*** Opening PROVIDED MATERIAL ***
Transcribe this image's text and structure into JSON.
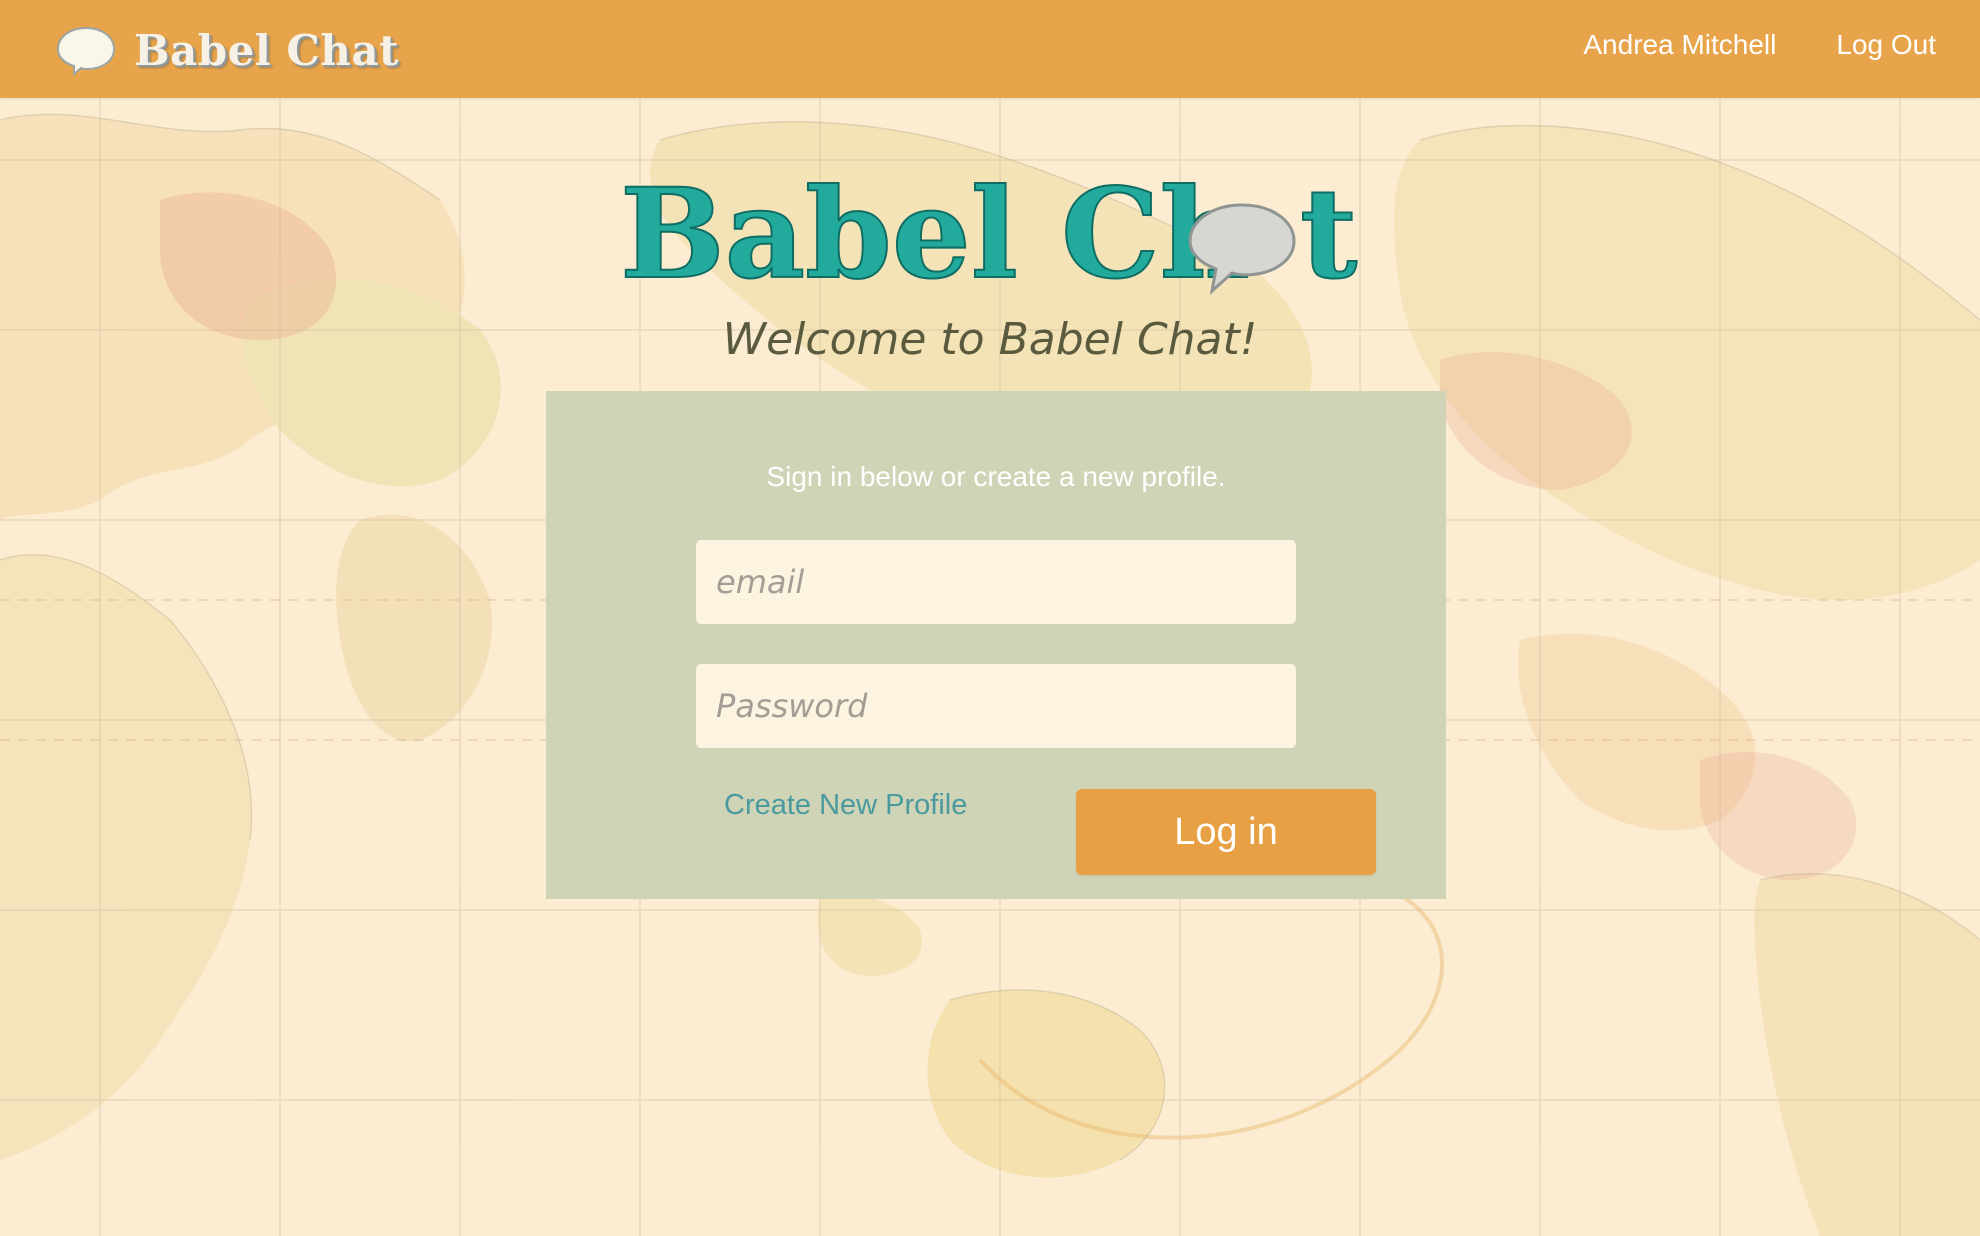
{
  "navbar": {
    "brand_name": "Babel Chat",
    "brand_icon": "speech-bubble-icon",
    "user_name": "Andrea Mitchell",
    "logout_label": "Log Out"
  },
  "hero": {
    "logo_text": "Babel Ch",
    "logo_text_tail": "t",
    "logo_icon": "speech-bubble-icon",
    "welcome": "Welcome to Babel Chat!"
  },
  "login": {
    "subtitle": "Sign in below or create a new profile.",
    "email_placeholder": "email",
    "password_placeholder": "Password",
    "create_profile_label": "Create New Profile",
    "login_label": "Log in"
  },
  "colors": {
    "navbar": "#e8a44b",
    "panel": "#cfd4b6",
    "accent_teal": "#22aa9c",
    "button": "#e8a044",
    "link": "#4a9aa0",
    "input_bg": "#fcf3e1"
  }
}
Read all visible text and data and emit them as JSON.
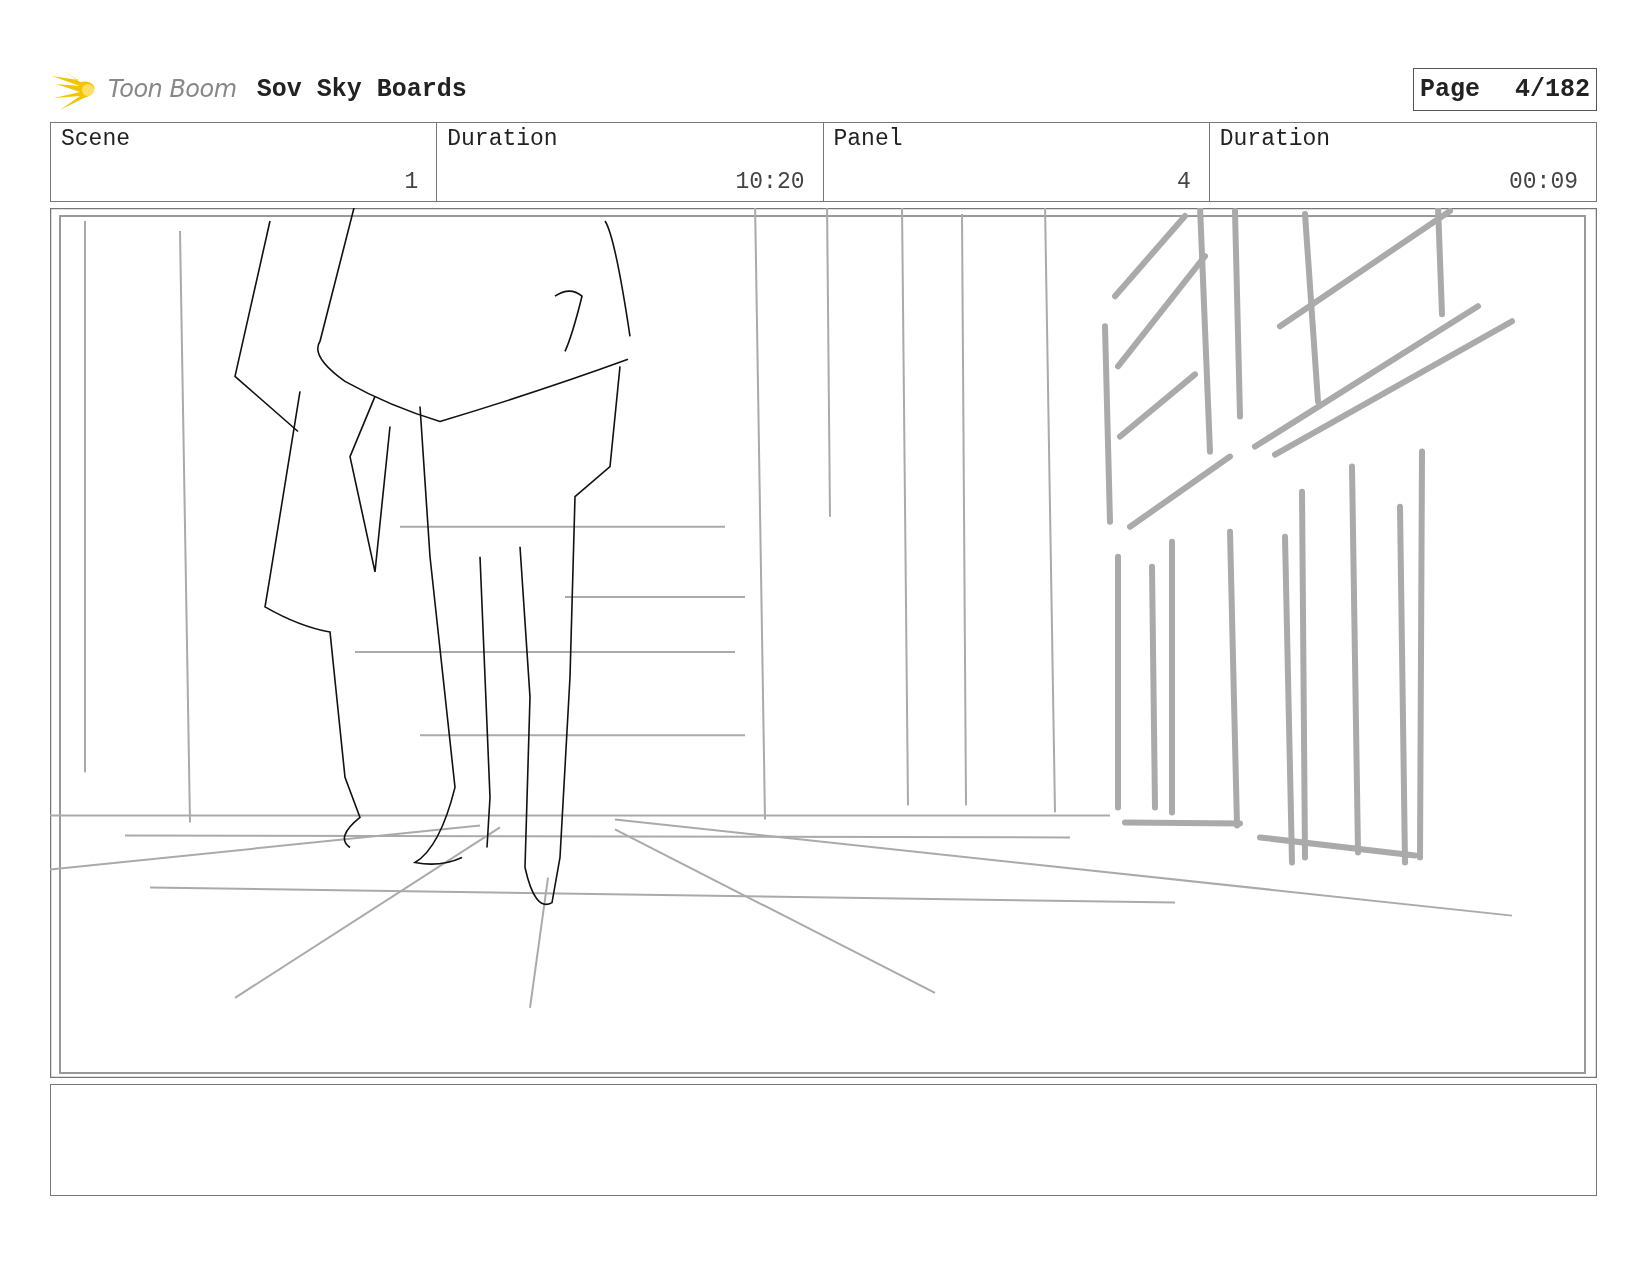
{
  "header": {
    "logo_text": "Toon Boom",
    "project_title": "Sov Sky Boards",
    "page_label": "Page",
    "page_number": "4/182"
  },
  "info_fields": [
    {
      "label": "Scene",
      "value": "1"
    },
    {
      "label": "Duration",
      "value": "10:20"
    },
    {
      "label": "Panel",
      "value": "4"
    },
    {
      "label": "Duration",
      "value": "00:09"
    }
  ]
}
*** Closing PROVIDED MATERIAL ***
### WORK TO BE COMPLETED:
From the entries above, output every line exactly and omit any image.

### SOLUTION TO THE PROBLEM:
Transcribe this image's text and structure into JSON.
{
  "navbar": {
    "brand_name": "Babel Chat",
    "brand_icon": "speech-bubble-icon",
    "user_name": "Andrea Mitchell",
    "logout_label": "Log Out"
  },
  "hero": {
    "logo_text": "Babel Ch",
    "logo_text_tail": "t",
    "logo_icon": "speech-bubble-icon",
    "welcome": "Welcome to Babel Chat!"
  },
  "login": {
    "subtitle": "Sign in below or create a new profile.",
    "email_placeholder": "email",
    "password_placeholder": "Password",
    "create_profile_label": "Create New Profile",
    "login_label": "Log in"
  },
  "colors": {
    "navbar": "#e8a44b",
    "panel": "#cfd4b6",
    "accent_teal": "#22aa9c",
    "button": "#e8a044",
    "link": "#4a9aa0",
    "input_bg": "#fcf3e1"
  }
}
Read all visible text and data and emit them as JSON.
{
  "header": {
    "logo_text": "Toon Boom",
    "project_title": "Sov Sky Boards",
    "page_label": "Page",
    "page_number": "4/182"
  },
  "info_fields": [
    {
      "label": "Scene",
      "value": "1"
    },
    {
      "label": "Duration",
      "value": "10:20"
    },
    {
      "label": "Panel",
      "value": "4"
    },
    {
      "label": "Duration",
      "value": "00:09"
    }
  ]
}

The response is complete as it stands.